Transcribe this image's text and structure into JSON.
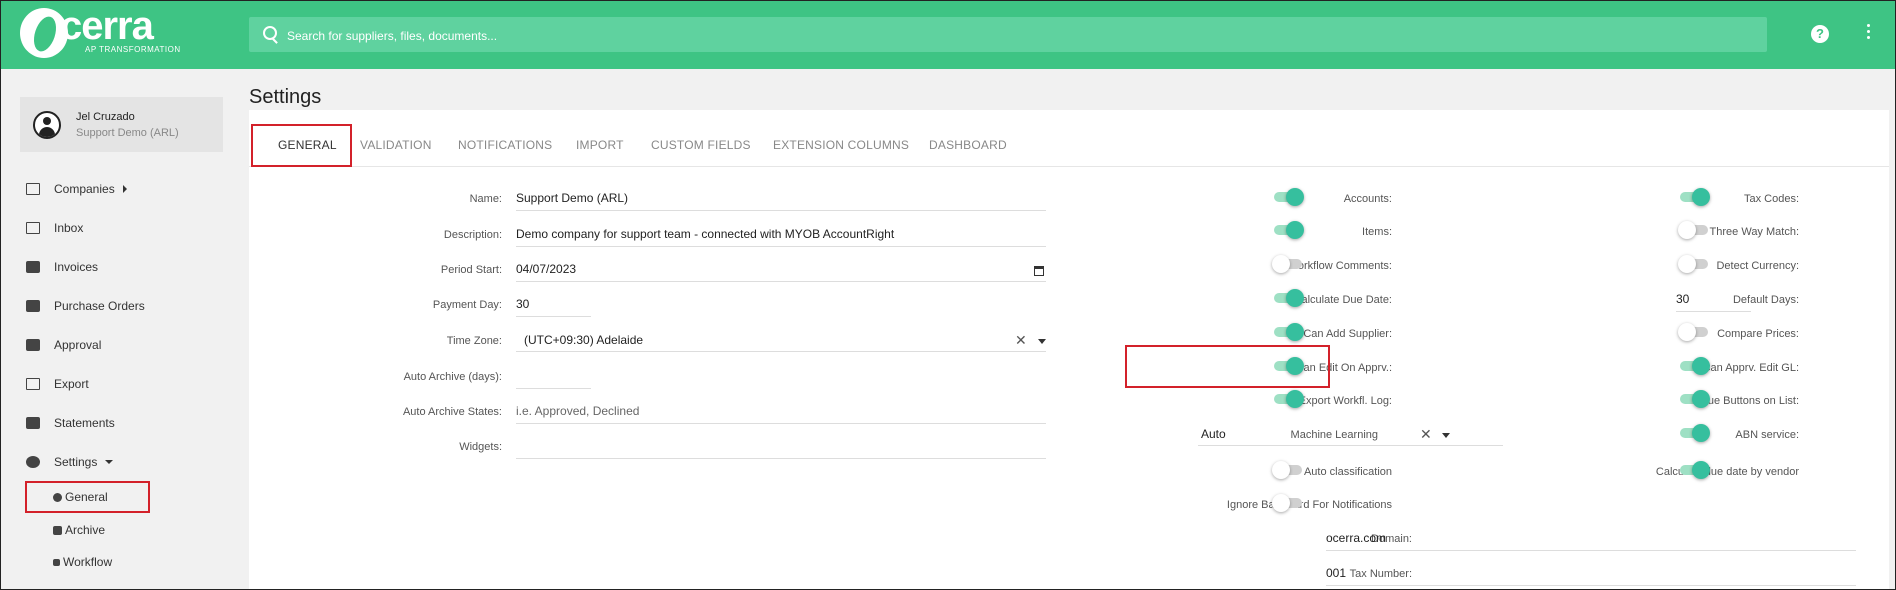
{
  "brand": {
    "name": "cerra",
    "tagline": "AP TRANSFORMATION"
  },
  "search": {
    "placeholder": "Search for suppliers, files, documents..."
  },
  "header": {
    "help_label": "?"
  },
  "user": {
    "name": "Jel Cruzado",
    "org": "Support Demo (ARL)"
  },
  "nav": {
    "companies": "Companies",
    "inbox": "Inbox",
    "invoices": "Invoices",
    "purchase_orders": "Purchase Orders",
    "approval": "Approval",
    "export": "Export",
    "statements": "Statements",
    "settings": "Settings",
    "sub": {
      "general": "General",
      "archive": "Archive",
      "workflow": "Workflow"
    }
  },
  "page": {
    "title": "Settings"
  },
  "tabs": [
    "GENERAL",
    "VALIDATION",
    "NOTIFICATIONS",
    "IMPORT",
    "CUSTOM FIELDS",
    "EXTENSION COLUMNS",
    "DASHBOARD"
  ],
  "form": {
    "name_label": "Name:",
    "name": "Support Demo (ARL)",
    "description_label": "Description:",
    "description": "Demo company for support team - connected with MYOB AccountRight",
    "period_start_label": "Period Start:",
    "period_start": "04/07/2023",
    "payment_day_label": "Payment Day:",
    "payment_day": "30",
    "time_zone_label": "Time Zone:",
    "time_zone": "(UTC+09:30) Adelaide",
    "auto_archive_days_label": "Auto Archive (days):",
    "auto_archive_days": "",
    "auto_archive_states_label": "Auto Archive States:",
    "auto_archive_states_placeholder": "i.e. Approved, Declined",
    "widgets_label": "Widgets:",
    "widgets": ""
  },
  "toggles_mid": [
    {
      "label": "Accounts:",
      "on": true
    },
    {
      "label": "Items:",
      "on": true
    },
    {
      "label": "Workflow Comments:",
      "on": false
    },
    {
      "label": "Calculate Due Date:",
      "on": true
    },
    {
      "label": "Can Add Supplier:",
      "on": true
    },
    {
      "label": "Can Edit On Apprv.:",
      "on": true
    },
    {
      "label": "Export Workfl. Log:",
      "on": true
    }
  ],
  "machine_learning": {
    "label": "Machine Learning",
    "value": "Auto"
  },
  "toggles_mid_lower": [
    {
      "label": "Auto classification",
      "on": false
    },
    {
      "label": "Ignore Backward For Notifications",
      "on": false
    }
  ],
  "domain": {
    "label": "Domain:",
    "value": "ocerra.com"
  },
  "tax_number": {
    "label": "Tax Number:",
    "value": "001"
  },
  "toggles_right": [
    {
      "label": "Tax Codes:",
      "on": true
    },
    {
      "label": "Three Way Match:",
      "on": false
    },
    {
      "label": "Detect Currency:",
      "on": false
    },
    {
      "label": "Default Days:",
      "value": "30"
    },
    {
      "label": "Compare Prices:",
      "on": false
    },
    {
      "label": "Can Apprv. Edit GL:",
      "on": true
    },
    {
      "label": "Due Buttons on List:",
      "on": true
    },
    {
      "label": "ABN service:",
      "on": true
    },
    {
      "label": "Calculate due date by vendor",
      "on": true
    }
  ],
  "colors": {
    "brand": "#3ec484",
    "toggle_on": "#36bf9e",
    "highlight": "#d3212a"
  }
}
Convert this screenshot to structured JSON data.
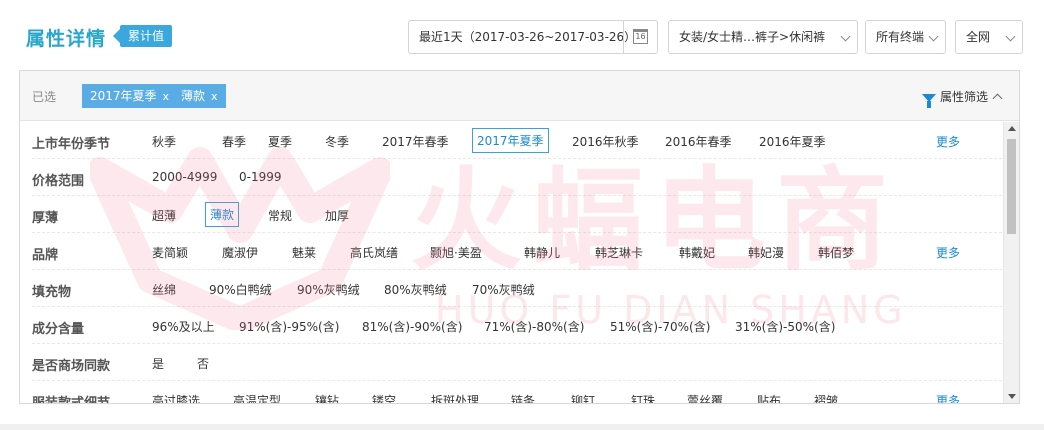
{
  "header": {
    "title": "属性详情",
    "tag": "累计值"
  },
  "controls": {
    "date_range": "最近1天（2017-03-26~2017-03-26）",
    "category": "女装/女士精…裤子>休闲裤",
    "terminal": "所有终端",
    "network": "全网"
  },
  "selected": {
    "label": "已选",
    "chips": [
      "2017年夏季",
      "薄款"
    ],
    "remove": "x",
    "filter_label": "属性筛选"
  },
  "rows": [
    {
      "label": "上市年份季节",
      "options": [
        "秋季",
        "春季",
        "夏季",
        "冬季",
        "2017年春季",
        "2017年夏季",
        "2016年秋季",
        "2016年春季",
        "2016年夏季"
      ],
      "more": "更多"
    },
    {
      "label": "价格范围",
      "options": [
        "2000-4999",
        "0-1999"
      ],
      "more": ""
    },
    {
      "label": "厚薄",
      "options": [
        "超薄",
        "薄款",
        "常规",
        "加厚"
      ],
      "more": ""
    },
    {
      "label": "品牌",
      "options": [
        "麦简颖",
        "魔淑伊",
        "魅莱",
        "高氏岚缮",
        "颢旭·美盈",
        "韩静儿",
        "韩芝琳卡",
        "韩戴妃",
        "韩妃漫",
        "韩佰梦"
      ],
      "more": "更多"
    },
    {
      "label": "填充物",
      "options": [
        "丝绵",
        "90%白鸭绒",
        "90%灰鸭绒",
        "80%灰鸭绒",
        "70%灰鸭绒"
      ],
      "more": ""
    },
    {
      "label": "成分含量",
      "options": [
        "96%及以上",
        "91%(含)-95%(含)",
        "81%(含)-90%(含)",
        "71%(含)-80%(含)",
        "51%(含)-70%(含)",
        "31%(含)-50%(含)"
      ],
      "more": ""
    },
    {
      "label": "是否商场同款",
      "options": [
        "是",
        "否"
      ],
      "more": ""
    },
    {
      "label": "服装款式细节",
      "options": [
        "高过膝选",
        "高温定型",
        "镶钻",
        "镂空",
        "拆斑处理",
        "链条",
        "铆钉",
        "钉珠",
        "蕾丝覆",
        "贴布",
        "褶皱"
      ],
      "more": "更多"
    }
  ],
  "watermark": {
    "cn": "火蝠电商",
    "en": "HUO FU DIAN SHANG"
  },
  "colors": {
    "accent": "#1a8ad4",
    "chip": "#5aace4",
    "title": "#2aa6c9"
  }
}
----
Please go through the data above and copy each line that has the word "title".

_OUTPUT_:
    "title": "Settings"
    "title": "属性详情",
    "title": "#2aa6c9"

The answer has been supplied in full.